Over a year of negotiations fail to produce fair, predictable, competitive pay
DENVER – Following two days of voting involving thousands of teachers and special service providers, the Denver Classroom Teachers Association announced tonight that its members have approved a strike after negotiations with Denver Public Schools did not reach an agreement on a fair compensation system. Denver’s first teacher strike since 1994 could start as soon as Monday, Jan. 28.
“Denver teachers want to be in their classrooms with their students, not out on strike. But we have reached the tipping point in our negotiations with DPS where we must stand up for our profession and for our students and do what is best to keep dedicated, experienced teachers in this district,” said DCTA President Henry Roman. “A strike is the last resort. We’ve exhausted all our options. DPS has made its choice to keep critical funding in central administration, and not to apply more of those funds to the classroom where they would provide the greatest benefit for student learning. This vote shows their priorities are unacceptable to the majority of Denver teachers.”
DCTA has been negotiating with the district for 14 months to bring change to a compensation system that is directly linked to Denver’s teacher turnover crisis. Teacher turnover is already very high and increasing in Denver Public Schools. In fact, 31% of Denver teachers have only been in their school for three years or less. The revolving door is a crisis for kids and families who count on DPS to consistently provide a caring, qualified and experienced teaching staff at every school.
Noah Lederach taught in other major cities before coming to Denver to teach at Morey Middle. He now makes $15,000 less than he did teaching in Chicago, and $10,000 less than he did teaching in Indianapolis, despite teaching more than 160 students every day. “I just don’t feel like I’m valued here,” said Lederach before casting his vote on the strike. “I have to live with multiple roommates just to afford the cost of living. I was late on making my cell phone bill and car payment last month. It’s been a financial struggle adjusting to this new city.
“If it weren’t for the savings I came with, this would be a make-or-break situation where I would have to find a second job or find a new career,” Lederach added.

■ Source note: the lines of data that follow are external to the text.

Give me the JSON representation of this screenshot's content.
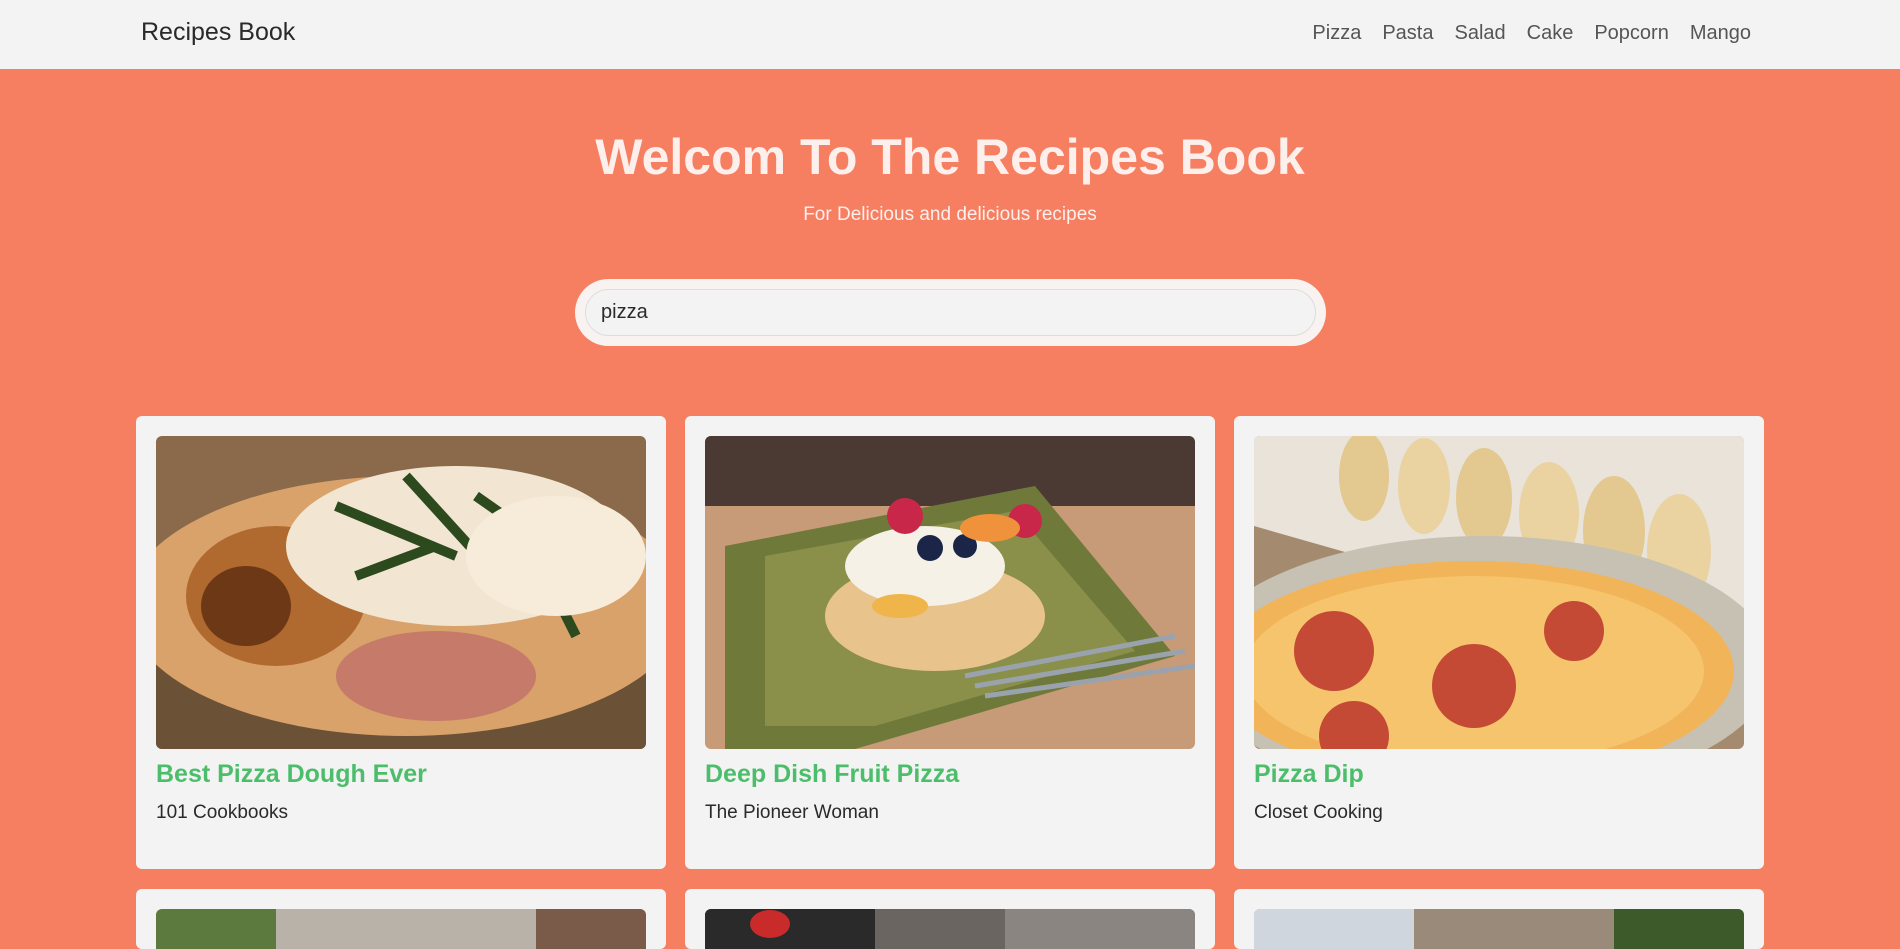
{
  "navbar": {
    "brand": "Recipes Book",
    "links": [
      "Pizza",
      "Pasta",
      "Salad",
      "Cake",
      "Popcorn",
      "Mango"
    ]
  },
  "hero": {
    "title": "Welcom To The Recipes Book",
    "subtitle": "For Delicious and delicious recipes"
  },
  "search": {
    "value": "pizza"
  },
  "recipes": [
    {
      "title": "Best Pizza Dough Ever",
      "source": "101 Cookbooks"
    },
    {
      "title": "Deep Dish Fruit Pizza",
      "source": "The Pioneer Woman"
    },
    {
      "title": "Pizza Dip",
      "source": "Closet Cooking"
    }
  ],
  "colors": {
    "background": "#f77f61",
    "navbar": "#f3f3f3",
    "recipe_title": "#4cbe6b",
    "hero_text": "#fcefec"
  }
}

Denver teachers no longer want to be subjected to an unpredictable pay system overloaded with one-time bonuses and incentives that are outside of educators’ control and that change in size and availability year-to-year. The uncertainty in take-home pay from one year to the next does not make Denver an attractive place for teachers to settle in and plan their careers, and raise their own families.

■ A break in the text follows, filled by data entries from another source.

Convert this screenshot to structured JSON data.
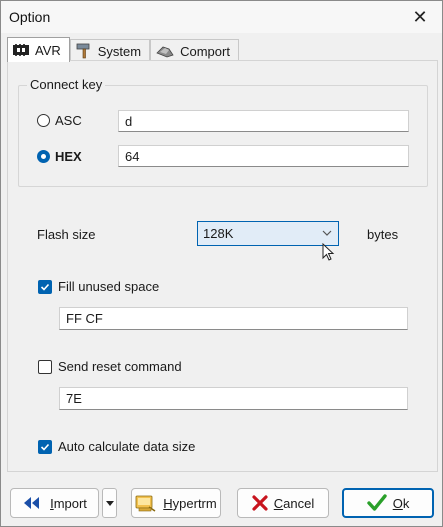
{
  "window": {
    "title": "Option",
    "close_glyph": "✕"
  },
  "tabs": [
    {
      "label": "AVR",
      "icon": "chip-icon",
      "active": true
    },
    {
      "label": "System",
      "icon": "hammer-icon",
      "active": false
    },
    {
      "label": "Comport",
      "icon": "plug-icon",
      "active": false
    }
  ],
  "connect_key": {
    "title": "Connect key",
    "asc": {
      "label": "ASC",
      "value": "d",
      "selected": false
    },
    "hex": {
      "label": "HEX",
      "value": "64",
      "selected": true
    }
  },
  "flash_size": {
    "label": "Flash size",
    "value": "128K",
    "unit": "bytes"
  },
  "fill_unused": {
    "label": "Fill unused space",
    "checked": true,
    "value": "FF CF"
  },
  "send_reset": {
    "label": "Send reset command",
    "checked": false,
    "value": "7E"
  },
  "auto_calc": {
    "label": "Auto calculate data size",
    "checked": true
  },
  "buttons": {
    "import": {
      "first": "I",
      "rest": "mport"
    },
    "hypertrm": {
      "first": "H",
      "rest": "ypertrm"
    },
    "cancel": {
      "first": "C",
      "rest": "ancel"
    },
    "ok": {
      "first": "O",
      "rest": "k"
    }
  },
  "colors": {
    "accent": "#0063b1",
    "cancel_red": "#c8141e",
    "ok_green": "#2aa02a"
  }
}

“We are committed to our students. We are striking for them so they experience better classrooms, better educators and real results,” Roman concluded.